=== DATASET ENTRIES ===

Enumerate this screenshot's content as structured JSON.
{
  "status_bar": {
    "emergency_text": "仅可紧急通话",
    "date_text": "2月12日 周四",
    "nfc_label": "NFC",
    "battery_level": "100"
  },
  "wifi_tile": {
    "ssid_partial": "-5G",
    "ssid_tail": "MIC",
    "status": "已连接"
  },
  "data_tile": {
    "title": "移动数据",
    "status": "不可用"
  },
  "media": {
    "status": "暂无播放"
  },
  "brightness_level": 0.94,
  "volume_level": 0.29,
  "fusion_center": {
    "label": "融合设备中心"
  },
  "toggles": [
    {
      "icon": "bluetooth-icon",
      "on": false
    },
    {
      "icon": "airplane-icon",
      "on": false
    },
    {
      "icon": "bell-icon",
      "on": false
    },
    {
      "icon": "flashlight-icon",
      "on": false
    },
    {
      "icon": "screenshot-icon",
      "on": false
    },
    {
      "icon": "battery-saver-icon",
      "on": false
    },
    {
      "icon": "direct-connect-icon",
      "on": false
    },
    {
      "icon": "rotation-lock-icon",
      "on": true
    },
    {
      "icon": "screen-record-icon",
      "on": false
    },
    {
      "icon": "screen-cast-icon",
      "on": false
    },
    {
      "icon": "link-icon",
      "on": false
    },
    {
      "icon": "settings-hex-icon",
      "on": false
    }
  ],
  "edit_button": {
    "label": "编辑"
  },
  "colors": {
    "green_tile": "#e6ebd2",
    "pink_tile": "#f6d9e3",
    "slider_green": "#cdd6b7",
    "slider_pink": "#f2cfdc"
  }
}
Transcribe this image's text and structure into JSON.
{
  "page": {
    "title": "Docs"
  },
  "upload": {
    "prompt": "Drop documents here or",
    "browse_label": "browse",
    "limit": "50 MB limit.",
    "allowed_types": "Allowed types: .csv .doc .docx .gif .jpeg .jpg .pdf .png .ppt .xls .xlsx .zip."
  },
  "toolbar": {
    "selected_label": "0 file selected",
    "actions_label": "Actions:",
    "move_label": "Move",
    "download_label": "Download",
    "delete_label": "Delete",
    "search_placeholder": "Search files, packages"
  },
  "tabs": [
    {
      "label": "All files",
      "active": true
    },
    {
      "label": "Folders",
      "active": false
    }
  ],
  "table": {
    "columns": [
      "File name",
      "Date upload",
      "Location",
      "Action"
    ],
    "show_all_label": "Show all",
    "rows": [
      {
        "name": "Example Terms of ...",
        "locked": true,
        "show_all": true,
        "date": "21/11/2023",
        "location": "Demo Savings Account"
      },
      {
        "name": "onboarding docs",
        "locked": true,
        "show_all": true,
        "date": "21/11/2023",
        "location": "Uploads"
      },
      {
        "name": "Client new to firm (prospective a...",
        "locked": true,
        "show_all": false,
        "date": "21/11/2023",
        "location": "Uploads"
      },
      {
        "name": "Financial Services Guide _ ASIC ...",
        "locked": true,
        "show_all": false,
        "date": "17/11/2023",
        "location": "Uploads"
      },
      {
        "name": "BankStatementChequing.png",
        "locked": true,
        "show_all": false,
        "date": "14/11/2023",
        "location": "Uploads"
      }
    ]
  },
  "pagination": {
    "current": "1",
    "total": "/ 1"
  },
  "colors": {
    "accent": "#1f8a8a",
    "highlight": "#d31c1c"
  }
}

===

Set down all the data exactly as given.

_SOLUTION TO THIS PROBLEM_.
Enumerate this screenshot's content as structured JSON.
{
  "status_bar": {
    "emergency_text": "仅可紧急通话",
    "date_text": "2月12日 周四",
    "nfc_label": "NFC",
    "battery_level": "100"
  },
  "wifi_tile": {
    "ssid_partial": "-5G",
    "ssid_tail": "MIC",
    "status": "已连接"
  },
  "data_tile": {
    "title": "移动数据",
    "status": "不可用"
  },
  "media": {
    "status": "暂无播放"
  },
  "brightness_level": 0.94,
  "volume_level": 0.29,
  "fusion_center": {
    "label": "融合设备中心"
  },
  "toggles": [
    {
      "icon": "bluetooth-icon",
      "on": false
    },
    {
      "icon": "airplane-icon",
      "on": false
    },
    {
      "icon": "bell-icon",
      "on": false
    },
    {
      "icon": "flashlight-icon",
      "on": false
    },
    {
      "icon": "screenshot-icon",
      "on": false
    },
    {
      "icon": "battery-saver-icon",
      "on": false
    },
    {
      "icon": "direct-connect-icon",
      "on": false
    },
    {
      "icon": "rotation-lock-icon",
      "on": true
    },
    {
      "icon": "screen-record-icon",
      "on": false
    },
    {
      "icon": "screen-cast-icon",
      "on": false
    },
    {
      "icon": "link-icon",
      "on": false
    },
    {
      "icon": "settings-hex-icon",
      "on": false
    }
  ],
  "edit_button": {
    "label": "编辑"
  },
  "colors": {
    "green_tile": "#e6ebd2",
    "pink_tile": "#f6d9e3",
    "slider_green": "#cdd6b7",
    "slider_pink": "#f2cfdc"
  }
}
Transcribe this image's text and structure into JSON.
{
  "page": {
    "title": "Docs"
  },
  "upload": {
    "prompt": "Drop documents here or",
    "browse_label": "browse",
    "limit": "50 MB limit.",
    "allowed_types": "Allowed types: .csv .doc .docx .gif .jpeg .jpg .pdf .png .ppt .xls .xlsx .zip."
  },
  "toolbar": {
    "selected_label": "0 file selected",
    "actions_label": "Actions:",
    "move_label": "Move",
    "download_label": "Download",
    "delete_label": "Delete",
    "search_placeholder": "Search files, packages"
  },
  "tabs": [
    {
      "label": "All files",
      "active": true
    },
    {
      "label": "Folders",
      "active": false
    }
  ],
  "table": {
    "columns": [
      "File name",
      "Date upload",
      "Location",
      "Action"
    ],
    "show_all_label": "Show all",
    "rows": [
      {
        "name": "Example Terms of ...",
        "locked": true,
        "show_all": true,
        "date": "21/11/2023",
        "location": "Demo Savings Account"
      },
      {
        "name": "onboarding docs",
        "locked": true,
        "show_all": true,
        "date": "21/11/2023",
        "location": "Uploads"
      },
      {
        "name": "Client new to firm (prospective a...",
        "locked": true,
        "show_all": false,
        "date": "21/11/2023",
        "location": "Uploads"
      },
      {
        "name": "Financial Services Guide _ ASIC ...",
        "locked": true,
        "show_all": false,
        "date": "17/11/2023",
        "location": "Uploads"
      },
      {
        "name": "BankStatementChequing.png",
        "locked": true,
        "show_all": false,
        "date": "14/11/2023",
        "location": "Uploads"
      }
    ]
  },
  "pagination": {
    "current": "1",
    "total": "/ 1"
  },
  "colors": {
    "accent": "#1f8a8a",
    "highlight": "#d31c1c"
  }
}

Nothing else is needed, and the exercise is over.